● WHAT IS REQUIRED: Once the pictures have been set aside, copy every remaining entry exactly.

● DATA EXCERPTS:

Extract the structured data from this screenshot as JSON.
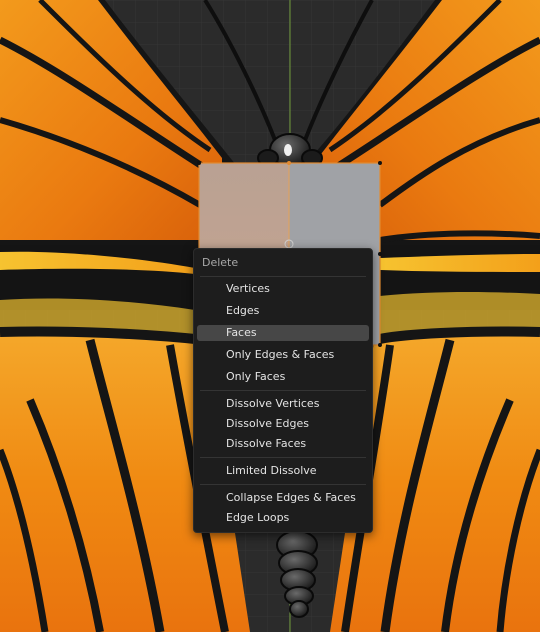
{
  "viewport": {
    "background": "#2b2b2b",
    "grid_color": "#373737",
    "axis_color": "#6f9a3a",
    "wing_orange": "#f08a12",
    "wing_vein": "#151515",
    "selection_outline": "#e28a30"
  },
  "menu": {
    "title": "Delete",
    "highlighted_item": "Faces",
    "groups": [
      [
        "Vertices",
        "Edges",
        "Faces",
        "Only Edges & Faces",
        "Only Faces"
      ],
      [
        "Dissolve Vertices",
        "Dissolve Edges",
        "Dissolve Faces"
      ],
      [
        "Limited Dissolve"
      ],
      [
        "Collapse Edges & Faces",
        "Edge Loops"
      ]
    ],
    "items": [
      {
        "label": "Vertices"
      },
      {
        "label": "Edges"
      },
      {
        "label": "Faces"
      },
      {
        "label": "Only Edges & Faces"
      },
      {
        "label": "Only Faces"
      },
      {
        "label": "Dissolve Vertices"
      },
      {
        "label": "Dissolve Edges"
      },
      {
        "label": "Dissolve Faces"
      },
      {
        "label": "Limited Dissolve"
      },
      {
        "label": "Collapse Edges & Faces"
      },
      {
        "label": "Edge Loops"
      }
    ]
  }
}
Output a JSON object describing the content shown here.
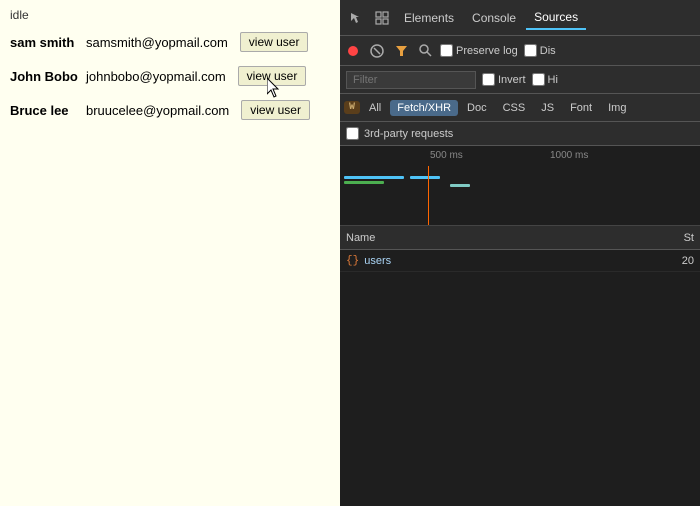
{
  "left": {
    "status": "idle",
    "users": [
      {
        "name": "sam smith",
        "email": "samsmith@yopmail.com",
        "btn": "view user"
      },
      {
        "name": "John Bobo",
        "email": "johnbobo@yopmail.com",
        "btn": "view user"
      },
      {
        "name": "Bruce lee",
        "email": "bruucelee@yopmail.com",
        "btn": "view user"
      }
    ]
  },
  "devtools": {
    "tabs": [
      "Elements",
      "Console",
      "Sources"
    ],
    "network_toolbar": {
      "preserve_log": "Preserve log",
      "dis": "Dis"
    },
    "filter_placeholder": "Filter",
    "invert_label": "Invert",
    "hi_label": "Hi",
    "type_buttons": [
      "All",
      "Fetch/XHR",
      "Doc",
      "CSS",
      "JS",
      "Font",
      "Img"
    ],
    "active_type": "Fetch/XHR",
    "third_party": "3rd-party requests",
    "timeline": {
      "marks": [
        "500 ms",
        "1000 ms"
      ]
    },
    "table": {
      "name_col": "Name",
      "status_col": "St",
      "rows": [
        {
          "name": "users",
          "status": "20"
        }
      ]
    }
  }
}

● RESPONSE AREA:
Extract the structured data from this screenshot as JSON.
{
  "viewport": {
    "background": "#2b2b2b",
    "grid_color": "#373737",
    "axis_color": "#6f9a3a",
    "wing_orange": "#f08a12",
    "wing_vein": "#151515",
    "selection_outline": "#e28a30"
  },
  "menu": {
    "title": "Delete",
    "highlighted_item": "Faces",
    "groups": [
      [
        "Vertices",
        "Edges",
        "Faces",
        "Only Edges & Faces",
        "Only Faces"
      ],
      [
        "Dissolve Vertices",
        "Dissolve Edges",
        "Dissolve Faces"
      ],
      [
        "Limited Dissolve"
      ],
      [
        "Collapse Edges & Faces",
        "Edge Loops"
      ]
    ],
    "items": [
      {
        "label": "Vertices"
      },
      {
        "label": "Edges"
      },
      {
        "label": "Faces"
      },
      {
        "label": "Only Edges & Faces"
      },
      {
        "label": "Only Faces"
      },
      {
        "label": "Dissolve Vertices"
      },
      {
        "label": "Dissolve Edges"
      },
      {
        "label": "Dissolve Faces"
      },
      {
        "label": "Limited Dissolve"
      },
      {
        "label": "Collapse Edges & Faces"
      },
      {
        "label": "Edge Loops"
      }
    ]
  }
}
Output a JSON object describing the content shown here.
{
  "left": {
    "status": "idle",
    "users": [
      {
        "name": "sam smith",
        "email": "samsmith@yopmail.com",
        "btn": "view user"
      },
      {
        "name": "John Bobo",
        "email": "johnbobo@yopmail.com",
        "btn": "view user"
      },
      {
        "name": "Bruce lee",
        "email": "bruucelee@yopmail.com",
        "btn": "view user"
      }
    ]
  },
  "devtools": {
    "tabs": [
      "Elements",
      "Console",
      "Sources"
    ],
    "network_toolbar": {
      "preserve_log": "Preserve log",
      "dis": "Dis"
    },
    "filter_placeholder": "Filter",
    "invert_label": "Invert",
    "hi_label": "Hi",
    "type_buttons": [
      "All",
      "Fetch/XHR",
      "Doc",
      "CSS",
      "JS",
      "Font",
      "Img"
    ],
    "active_type": "Fetch/XHR",
    "third_party": "3rd-party requests",
    "timeline": {
      "marks": [
        "500 ms",
        "1000 ms"
      ]
    },
    "table": {
      "name_col": "Name",
      "status_col": "St",
      "rows": [
        {
          "name": "users",
          "status": "20"
        }
      ]
    }
  }
}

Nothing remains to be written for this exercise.